§ Instructions for the task: What the task requires is an exact printout of the listing below, pictures excluded.

§ Exercise inputs:

* * *

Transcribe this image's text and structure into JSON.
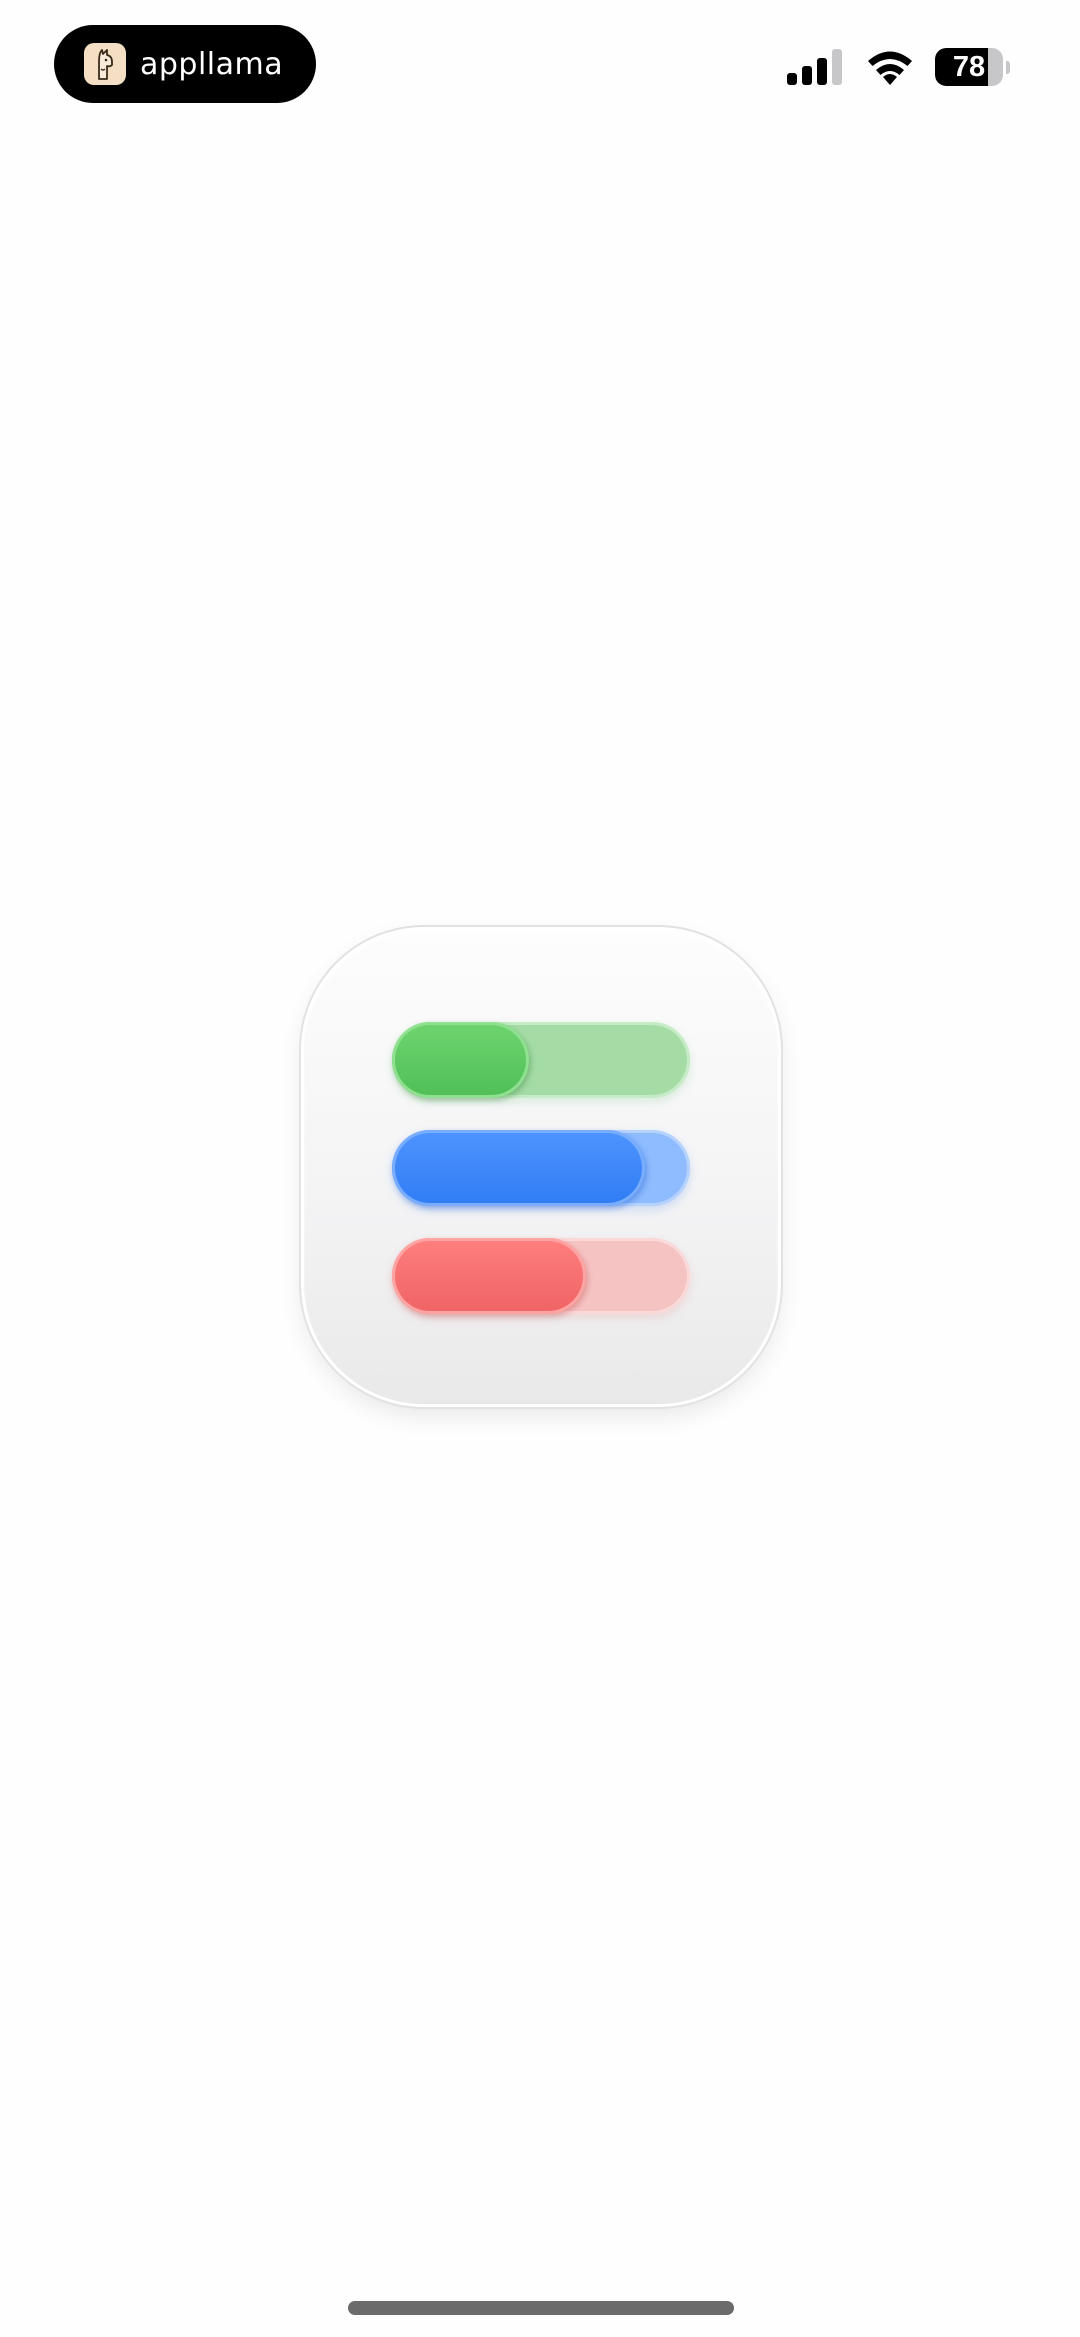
{
  "status_bar": {
    "app_name": "appllama",
    "battery_percent": "78",
    "battery_level": 0.78,
    "signal_bars_active": 3,
    "signal_bars_total": 4,
    "logo_icon": "llama-icon"
  },
  "app_icon": {
    "name": "toggle-switches-app-icon",
    "toggles": [
      {
        "color": "#4fbf57",
        "track_color": "#a5dca6",
        "knob_fraction": 0.46
      },
      {
        "color": "#2f7cf4",
        "track_color": "#8fbcff",
        "knob_fraction": 0.85
      },
      {
        "color": "#ef6363",
        "track_color": "#f6c3c3",
        "knob_fraction": 0.65
      }
    ]
  }
}
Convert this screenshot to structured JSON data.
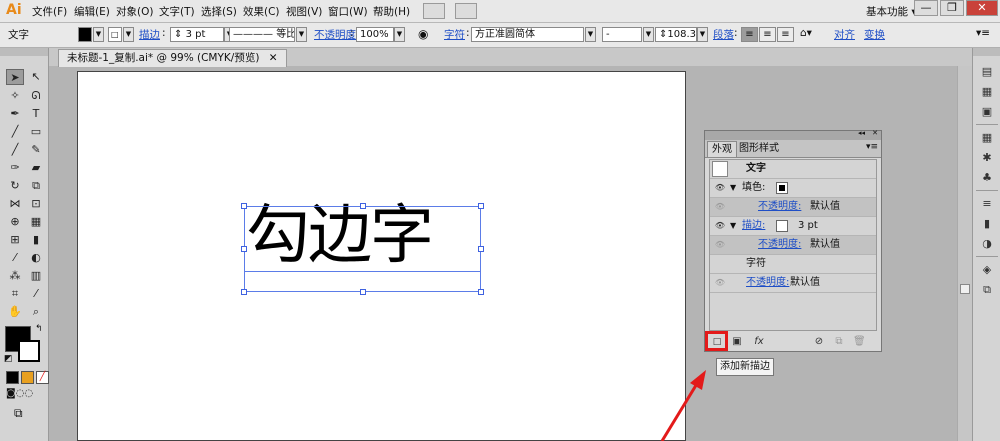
{
  "app": {
    "logo": "Ai",
    "workspace": "基本功能",
    "workspace_arrow": "▾"
  },
  "menu": [
    {
      "label": "文件(F)"
    },
    {
      "label": "编辑(E)"
    },
    {
      "label": "对象(O)"
    },
    {
      "label": "文字(T)"
    },
    {
      "label": "选择(S)"
    },
    {
      "label": "效果(C)"
    },
    {
      "label": "视图(V)"
    },
    {
      "label": "窗口(W)"
    },
    {
      "label": "帮助(H)"
    }
  ],
  "window_buttons": {
    "minimize": "—",
    "restore": "❐",
    "close": "✕"
  },
  "control_bar": {
    "tool_label": "文字",
    "stroke_label": "描边",
    "stroke_weight": "3 pt",
    "stroke_profile": "等比",
    "opacity_label": "不透明度",
    "opacity_value": "100%",
    "character_label": "字符",
    "font_name": "方正准圆简体",
    "font_style": "-",
    "font_size": "108.36",
    "paragraph_label": "段落",
    "align_label": "对齐",
    "transform_label": "变换"
  },
  "document_tab": {
    "title": "未标题-1_复制.ai* @ 99% (CMYK/预览)",
    "close": "✕"
  },
  "artboard_text": "勾边字",
  "appearance_panel": {
    "tabs": [
      "外观",
      "图形样式"
    ],
    "object_type": "文字",
    "rows": [
      {
        "label": "填色:",
        "kind": "fill"
      },
      {
        "label": "不透明度:",
        "value": "默认值",
        "kind": "opacity"
      },
      {
        "label": "描边:",
        "value": "3 pt",
        "kind": "stroke"
      },
      {
        "label": "不透明度:",
        "value": "默认值",
        "kind": "opacity"
      },
      {
        "label": "字符",
        "kind": "characters"
      },
      {
        "label": "不透明度:",
        "value": "默认值",
        "kind": "opacity"
      }
    ]
  },
  "tooltip": "添加新描边",
  "colors": {
    "highlight": "#e31a1a",
    "link": "#1e4ec6",
    "selection": "#5b7ce8",
    "fill_swatch": "#000000",
    "logo": "#e88a1a"
  }
}
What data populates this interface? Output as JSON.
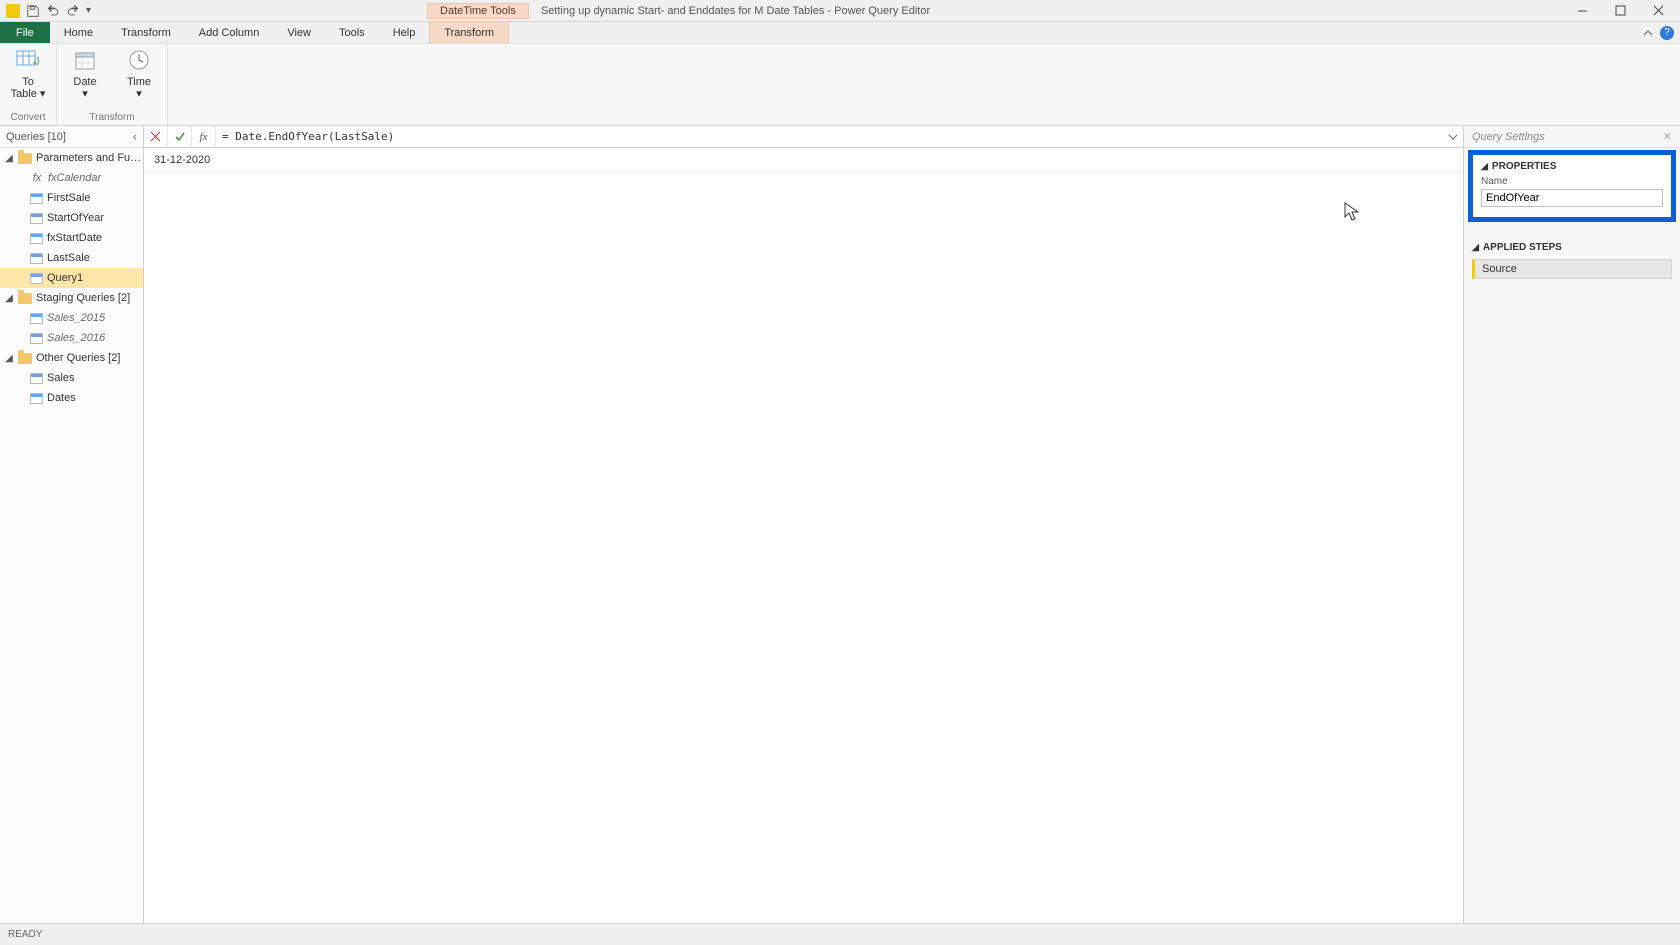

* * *

§ Worked solution:
Transcribe this image's text and structure into JSON.
{
  "status_bar": {
    "app_name": "appllama",
    "battery_percent": "78",
    "battery_level": 0.78,
    "signal_bars_active": 3,
    "signal_bars_total": 4,
    "logo_icon": "llama-icon"
  },
  "app_icon": {
    "name": "toggle-switches-app-icon",
    "toggles": [
      {
        "color": "#4fbf57",
        "track_color": "#a5dca6",
        "knob_fraction": 0.46
      },
      {
        "color": "#2f7cf4",
        "track_color": "#8fbcff",
        "knob_fraction": 0.85
      },
      {
        "color": "#ef6363",
        "track_color": "#f6c3c3",
        "knob_fraction": 0.65
      }
    ]
  }
}
Convert this screenshot to structured JSON data.
{
  "app": {
    "logo": "Ai",
    "workspace": "基本功能",
    "workspace_arrow": "▾"
  },
  "menu": [
    {
      "label": "文件(F)"
    },
    {
      "label": "编辑(E)"
    },
    {
      "label": "对象(O)"
    },
    {
      "label": "文字(T)"
    },
    {
      "label": "选择(S)"
    },
    {
      "label": "效果(C)"
    },
    {
      "label": "视图(V)"
    },
    {
      "label": "窗口(W)"
    },
    {
      "label": "帮助(H)"
    }
  ],
  "window_buttons": {
    "minimize": "—",
    "restore": "❐",
    "close": "✕"
  },
  "control_bar": {
    "tool_label": "文字",
    "stroke_label": "描边",
    "stroke_weight": "3 pt",
    "stroke_profile": "等比",
    "opacity_label": "不透明度",
    "opacity_value": "100%",
    "character_label": "字符",
    "font_name": "方正准圆简体",
    "font_style": "-",
    "font_size": "108.36",
    "paragraph_label": "段落",
    "align_label": "对齐",
    "transform_label": "变换"
  },
  "document_tab": {
    "title": "未标题-1_复制.ai* @ 99% (CMYK/预览)",
    "close": "✕"
  },
  "artboard_text": "勾边字",
  "appearance_panel": {
    "tabs": [
      "外观",
      "图形样式"
    ],
    "object_type": "文字",
    "rows": [
      {
        "label": "填色:",
        "kind": "fill"
      },
      {
        "label": "不透明度:",
        "value": "默认值",
        "kind": "opacity"
      },
      {
        "label": "描边:",
        "value": "3 pt",
        "kind": "stroke"
      },
      {
        "label": "不透明度:",
        "value": "默认值",
        "kind": "opacity"
      },
      {
        "label": "字符",
        "kind": "characters"
      },
      {
        "label": "不透明度:",
        "value": "默认值",
        "kind": "opacity"
      }
    ]
  },
  "tooltip": "添加新描边",
  "colors": {
    "highlight": "#e31a1a",
    "link": "#1e4ec6",
    "selection": "#5b7ce8",
    "fill_swatch": "#000000",
    "logo": "#e88a1a"
  }
}
What data populates this interface? Output as JSON.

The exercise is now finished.